*** Opening MATERIAL PROVIDED ***

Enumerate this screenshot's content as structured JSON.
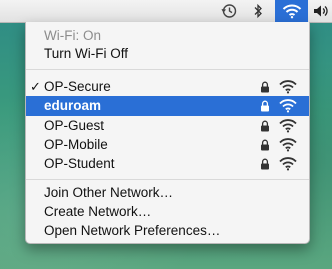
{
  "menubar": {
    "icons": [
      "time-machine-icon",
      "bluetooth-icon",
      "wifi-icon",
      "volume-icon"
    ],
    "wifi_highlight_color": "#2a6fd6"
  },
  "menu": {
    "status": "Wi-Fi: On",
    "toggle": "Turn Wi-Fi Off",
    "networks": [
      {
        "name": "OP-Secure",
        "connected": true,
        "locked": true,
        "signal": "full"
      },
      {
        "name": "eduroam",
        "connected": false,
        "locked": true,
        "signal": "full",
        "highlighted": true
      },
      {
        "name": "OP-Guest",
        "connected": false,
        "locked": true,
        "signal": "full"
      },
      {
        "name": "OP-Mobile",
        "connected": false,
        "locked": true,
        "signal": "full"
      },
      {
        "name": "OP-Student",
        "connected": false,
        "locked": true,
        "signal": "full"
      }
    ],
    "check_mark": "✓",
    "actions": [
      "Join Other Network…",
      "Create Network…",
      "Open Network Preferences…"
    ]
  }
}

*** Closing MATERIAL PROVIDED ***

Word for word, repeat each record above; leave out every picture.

Enumerate this screenshot's content as structured JSON.
{
  "menubar": {
    "icons": [
      "time-machine-icon",
      "bluetooth-icon",
      "wifi-icon",
      "volume-icon"
    ],
    "wifi_highlight_color": "#2a6fd6"
  },
  "menu": {
    "status": "Wi-Fi: On",
    "toggle": "Turn Wi-Fi Off",
    "networks": [
      {
        "name": "OP-Secure",
        "connected": true,
        "locked": true,
        "signal": "full"
      },
      {
        "name": "eduroam",
        "connected": false,
        "locked": true,
        "signal": "full",
        "highlighted": true
      },
      {
        "name": "OP-Guest",
        "connected": false,
        "locked": true,
        "signal": "full"
      },
      {
        "name": "OP-Mobile",
        "connected": false,
        "locked": true,
        "signal": "full"
      },
      {
        "name": "OP-Student",
        "connected": false,
        "locked": true,
        "signal": "full"
      }
    ],
    "check_mark": "✓",
    "actions": [
      "Join Other Network…",
      "Create Network…",
      "Open Network Preferences…"
    ]
  }
}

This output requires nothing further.